An interesting confirmation of the template hypothesis was obtained when glucosamine which, according to the hypothesis, is synthesized by the cortisone molecule, was found to induce in patients many of the clinical changes which are obtained by treatment with cortisone. We will consider these results later in our discussion of therapy. The capital role played by glucosamine, galactosamine and the respective uronic acids in the constitution of the connective tissue represents the "missing link" for the explanation of the relationship between cortisone, the other neoglucogenic corticoids, and this tissue. Some part of the therapeutic effect obtained with these neoglucogenic corticoids in diseases of the connective tissue has to be attributed to the intervention of the amino sugars.

In the study of anti fatty acid activity, glycerol and glycerophosphoric ion were found to control the absorption and circulation of saturated mono-, di-, or tri unsaturated free fatty acids. The sterols appear to counterbalance the normal polyunsaturated members while adrenal corticoids, and especially the neoglucogenic corticoids, counteract the toxicity of fatty acids in general and of the abnormal conjugated members in particular. Research done in our laboratories by E. F. Taskier indicates that the adrenals intervene in the defense mechanism against fatty acids, and especially against the conjugated members which appear to be related to abnormal conditions. (Note 17)

The part of our research concerned with the role of lipoids in normal and abnormal physiology has been almost entirely guided by the concept of an antagonism between the two groups, one with a positive and the other with a negative polar character. This specific aspect has led us to study, together with the fatty acids and the anti fatty acids, other substances related to this antagonism. In the group of lipoacids or acidic lipoids, as obtained from tissues, organs or organisms, we recognized the group of porphyrinic acids, related to various hemes present in the organisms. In the group of anti fatty acids obtained from the same sources, different constituents form the insaponifiable fractions.

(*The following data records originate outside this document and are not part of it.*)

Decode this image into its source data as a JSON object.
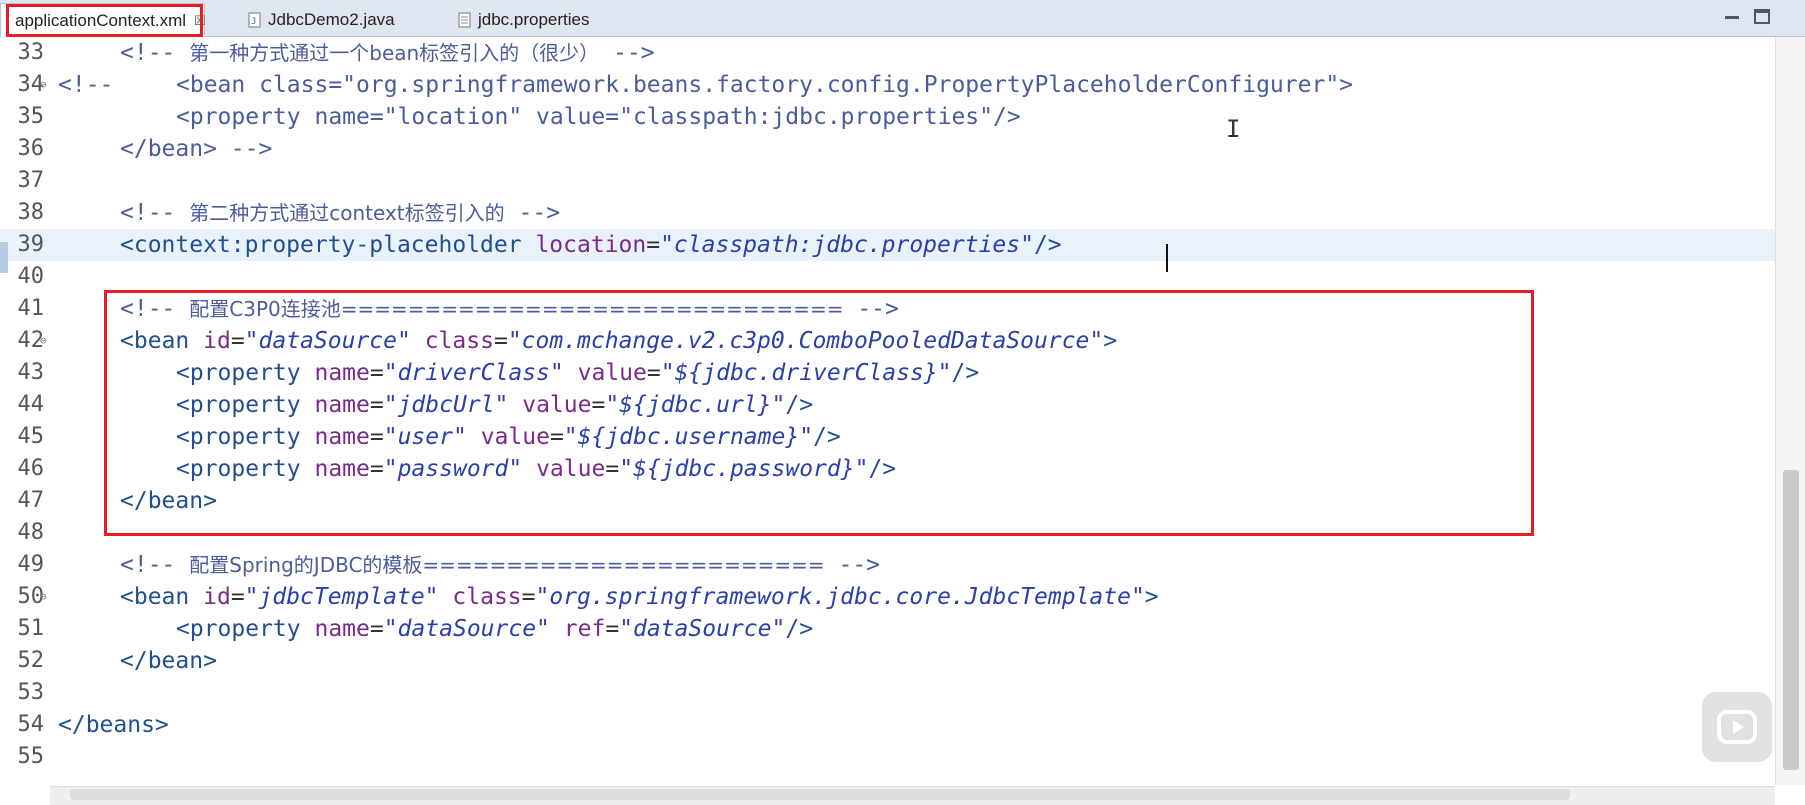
{
  "tabs": [
    {
      "label": "applicationContext.xml",
      "active": true,
      "icon": "xml-file-icon",
      "close": "☒"
    },
    {
      "label": "JdbcDemo2.java",
      "active": false,
      "icon": "java-file-icon"
    },
    {
      "label": "jdbc.properties",
      "active": false,
      "icon": "properties-file-icon"
    }
  ],
  "editor": {
    "lines": [
      {
        "num": "33"
      },
      {
        "num": "34",
        "fold": "⊖"
      },
      {
        "num": "35"
      },
      {
        "num": "36"
      },
      {
        "num": "37"
      },
      {
        "num": "38"
      },
      {
        "num": "39",
        "current": true
      },
      {
        "num": "40"
      },
      {
        "num": "41"
      },
      {
        "num": "42",
        "fold": "⊖"
      },
      {
        "num": "43"
      },
      {
        "num": "44"
      },
      {
        "num": "45"
      },
      {
        "num": "46"
      },
      {
        "num": "47"
      },
      {
        "num": "48"
      },
      {
        "num": "49"
      },
      {
        "num": "50",
        "fold": "⊖"
      },
      {
        "num": "51"
      },
      {
        "num": "52"
      },
      {
        "num": "53"
      },
      {
        "num": "54"
      },
      {
        "num": "55"
      }
    ],
    "code": {
      "l33_c": "第一种方式通过一个bean标签引入的（很少）",
      "l34_a": "<!--",
      "l34_b": "<bean class=\"org.springframework.beans.factory.config.PropertyPlaceholderConfigurer\">",
      "l35": "<property name=\"location\" value=\"classpath:jdbc.properties\"/>",
      "l36": "</bean> -->",
      "l38_c": "第二种方式通过context标签引入的",
      "l39_tag": "<context:property-placeholder",
      "l39_attr": "location",
      "l39_val": "\"classpath:jdbc.properties\"",
      "l39_end": "/>",
      "l41_c": "配置C3P0连接池==============================",
      "l42_tag": "<bean",
      "l42_attr1": "id",
      "l42_val1": "\"dataSource\"",
      "l42_attr2": "class",
      "l42_val2": "\"com.mchange.v2.c3p0.ComboPooledDataSource\"",
      "l43_name": "\"driverClass\"",
      "l43_value": "\"${jdbc.driverClass}\"",
      "l44_name": "\"jdbcUrl\"",
      "l44_value": "\"${jdbc.url}\"",
      "l45_name": "\"user\"",
      "l45_value": "\"${jdbc.username}\"",
      "l46_name": "\"password\"",
      "l46_value": "\"${jdbc.password}\"",
      "l47": "</bean>",
      "l49_c": "配置Spring的JDBC的模板========================",
      "l50_val1": "\"jdbcTemplate\"",
      "l50_val2": "\"org.springframework.jdbc.core.JdbcTemplate\"",
      "l51_name": "\"dataSource\"",
      "l51_ref": "\"dataSource\"",
      "l52": "</bean>",
      "l54": "</beans>"
    },
    "tokens": {
      "comment_open": "<!--",
      "comment_close": "-->",
      "property_tag": "<property",
      "name_attr": "name",
      "value_attr": "value",
      "ref_attr": "ref",
      "self_close": "\"/>",
      "bean_close": "\">",
      "class_attr": "class",
      "id_attr": "id",
      "equals": "=",
      "bean_tag": "<bean"
    }
  },
  "colors": {
    "highlight_box": "#e51d24",
    "current_line": "#e9f2fb",
    "comment": "#4b5c9a",
    "tag": "#1f4f8f",
    "attribute": "#7a2a8a",
    "string": "#2a3fa8"
  }
}
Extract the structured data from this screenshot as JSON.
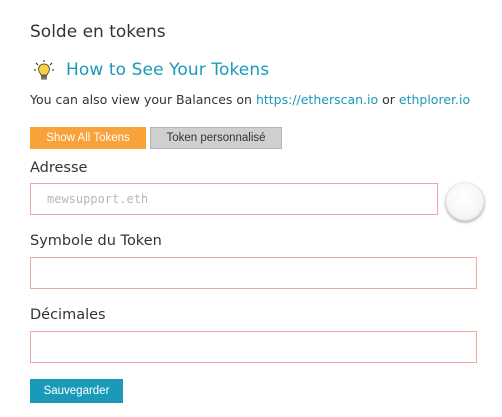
{
  "panel": {
    "title": "Solde en tokens"
  },
  "help": {
    "icon": "lightbulb-icon",
    "link_label": "How to See Your Tokens",
    "description_prefix": "You can also view your Balances on ",
    "etherscan_label": "https://etherscan.io",
    "description_middle": " or ",
    "ethplorer_label": "ethplorer.io"
  },
  "tabs": {
    "show_all_label": "Show All Tokens",
    "custom_label": "Token personnalisé"
  },
  "form": {
    "address_label": "Adresse",
    "address_placeholder": "mewsupport.eth",
    "address_value": "",
    "symbol_label": "Symbole du Token",
    "symbol_value": "",
    "decimals_label": "Décimales",
    "decimals_value": "",
    "save_label": "Sauvegarder"
  },
  "colors": {
    "accent_blue": "#1a9ab8",
    "orange": "#f7a23b",
    "input_border": "#f0a9a0",
    "gray_button": "#cfcfcf"
  }
}
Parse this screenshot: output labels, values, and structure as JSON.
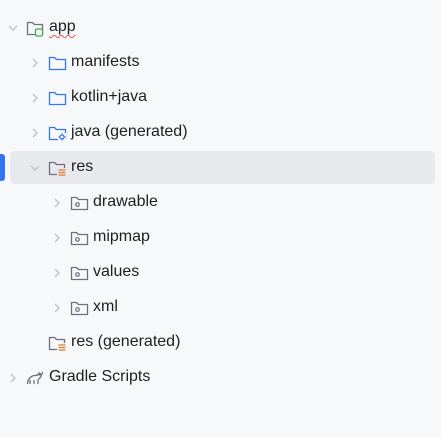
{
  "project_tree": {
    "root": {
      "label": "app"
    },
    "manifests": {
      "label": "manifests"
    },
    "kotlin_java": {
      "label": "kotlin+java"
    },
    "java_generated": {
      "label": "java (generated)"
    },
    "res": {
      "label": "res"
    },
    "drawable": {
      "label": "drawable"
    },
    "mipmap": {
      "label": "mipmap"
    },
    "values": {
      "label": "values"
    },
    "xml": {
      "label": "xml"
    },
    "res_generated": {
      "label": "res (generated)"
    },
    "gradle_scripts": {
      "label": "Gradle Scripts"
    }
  },
  "icons": {
    "module": "module-folder-icon",
    "folder": "folder-icon",
    "generated_folder": "generated-source-folder-icon",
    "resource_folder": "resource-folder-icon",
    "resource_subfolder": "resource-subfolder-icon",
    "gradle": "gradle-elephant-icon",
    "expand": "chevron-right-icon",
    "collapse": "chevron-down-icon"
  },
  "colors": {
    "selection_background": "#e8e9ec",
    "focus_indicator": "#3574f0",
    "folder_blue": "#3574f0",
    "resource_orange": "#e07b29",
    "module_green": "#3aa858",
    "spellcheck_underline": "#e55757"
  }
}
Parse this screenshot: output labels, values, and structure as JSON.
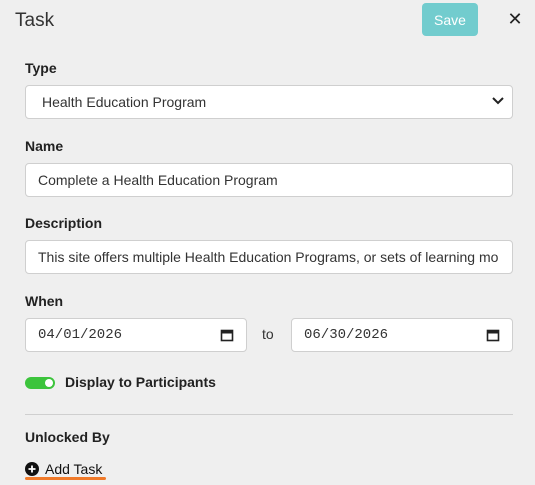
{
  "dialog": {
    "title": "Task"
  },
  "header": {
    "save_label": "Save",
    "close_glyph": "✕"
  },
  "type": {
    "label": "Type",
    "selected": "Health Education Program"
  },
  "name": {
    "label": "Name",
    "value": "Complete a Health Education Program"
  },
  "description": {
    "label": "Description",
    "value": "This site offers multiple Health Education Programs, or sets of learning mo"
  },
  "when": {
    "label": "When",
    "start": "04/01/2026",
    "separator": "to",
    "end": "06/30/2026"
  },
  "display": {
    "label": "Display to Participants",
    "enabled": true
  },
  "unlocked": {
    "label": "Unlocked By",
    "add_label": "Add Task"
  },
  "colors": {
    "save_bg": "#72ccce",
    "toggle_on": "#3cc43c",
    "underline": "#f07a2a"
  },
  "icons": {
    "close": "close-icon",
    "select": "chevron-down-icon",
    "calendar": "calendar-icon",
    "add": "plus-circle-icon"
  }
}
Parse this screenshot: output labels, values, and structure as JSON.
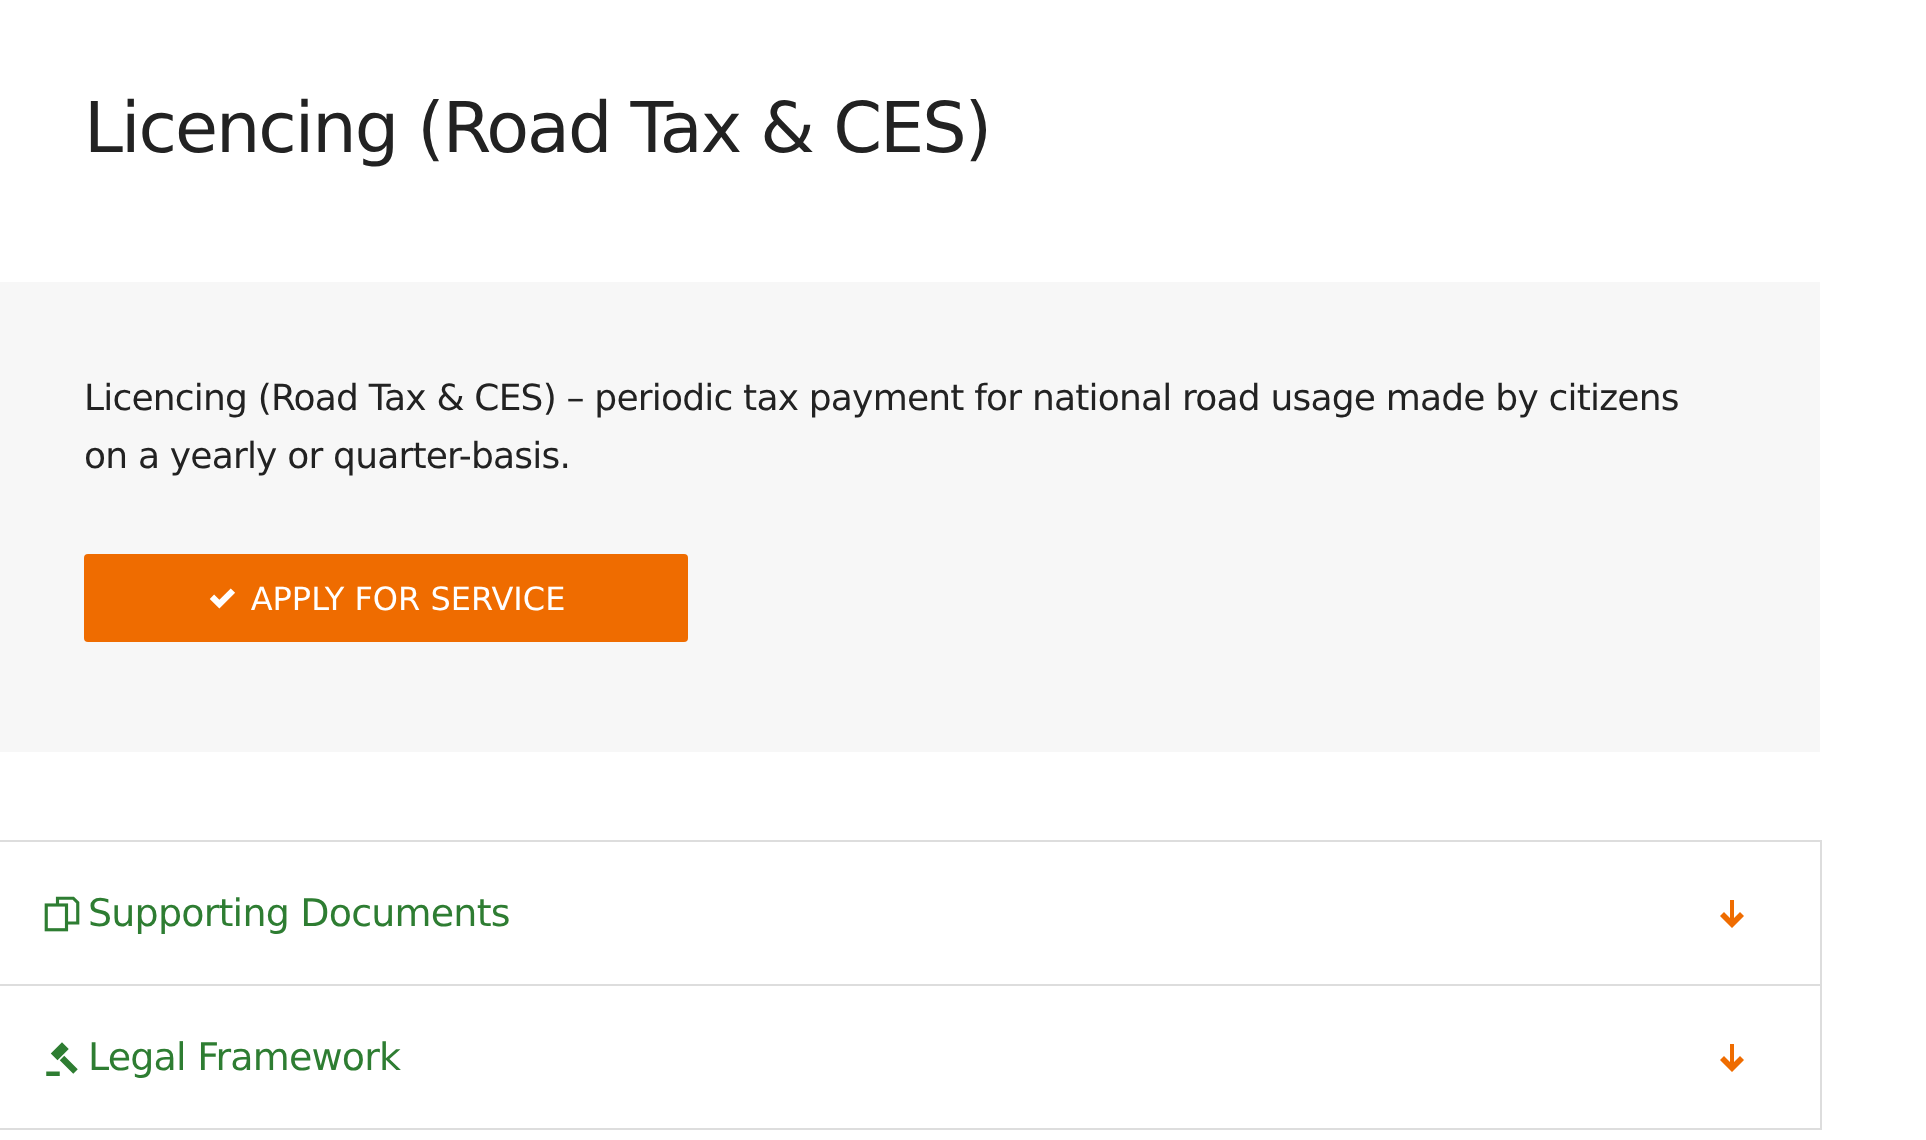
{
  "title": "Licencing (Road Tax & CES)",
  "intro": {
    "description": "Licencing (Road Tax & CES) – periodic tax payment for national road usage made by citizens on a yearly or quarter-basis.",
    "button": "APPLY FOR SERVICE"
  },
  "accordion": [
    {
      "kind": "documents",
      "label": "Supporting Documents",
      "expanded": false
    },
    {
      "kind": "legal",
      "label": "Legal Framework",
      "expanded": false
    }
  ]
}
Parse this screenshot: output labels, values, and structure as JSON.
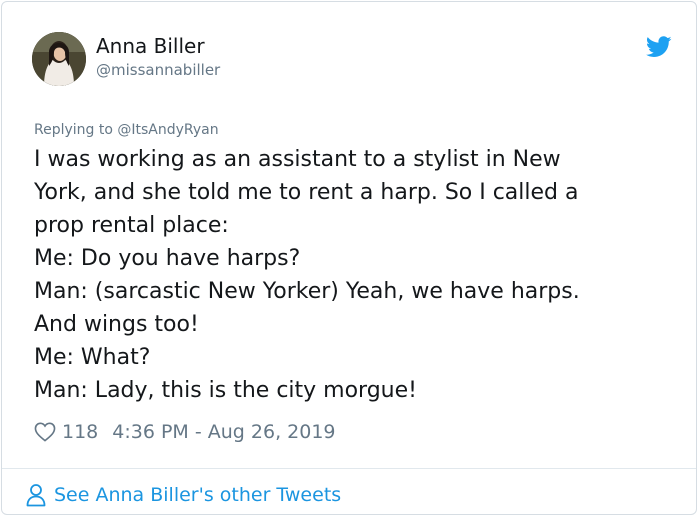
{
  "author": {
    "name": "Anna Biller",
    "handle": "@missannabiller"
  },
  "reply": {
    "prefix": "Replying to ",
    "mention": "@ItsAndyRyan"
  },
  "tweet": {
    "lines": [
      "I was working as an assistant to a stylist in New",
      "York, and she told me to rent a harp. So I called a",
      "prop rental place:",
      "Me: Do you have harps?",
      "Man: (sarcastic New Yorker) Yeah, we have harps.",
      "And wings too!",
      "Me: What?",
      "Man: Lady, this is the city morgue!"
    ]
  },
  "meta": {
    "likes": "118",
    "timestamp": "4:36 PM - Aug 26, 2019"
  },
  "footer": {
    "link_label": "See Anna Biller's other Tweets"
  },
  "icons": {
    "brand": "twitter-bird-icon",
    "like": "heart-icon",
    "profile": "person-icon"
  },
  "colors": {
    "brand": "#1da1f2",
    "link": "#1b95e0",
    "muted": "#657786",
    "text": "#14171a"
  }
}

As related to this dualistic aspect we have studied another group of substances, which appear to act in the organism against the anti fatty acids themselves. These other substances would represent a kind of biological brake to counteract an exaggerated intervention of anti fatty acid constituents.

We have made a special investigation of two substances of this group, glucuronic and sulfuric acid anions, which characteristically seem to oppose certain anti fatty acid substances. These substances appear as a result of an exaggerated oxidation of normal metabolites. Under abnormal conditions, the oxygen resulting from the intervention of peroxide may be fixed to carbohydrates even before they have undergone the preliminary fermentative transformations seen in normal metabolism. With the aldehyde group bound to phosphoric acid, the oxidation takes place at C6, the second most reactive carbon in the molecule. This direct oxidation would represent, according to our view, one of the sources of glucuronic acid. Similarly the sulfuric anion would result from the oxidation of sulfur present in the organism. They correspond to the oxygen phase of offbalance D.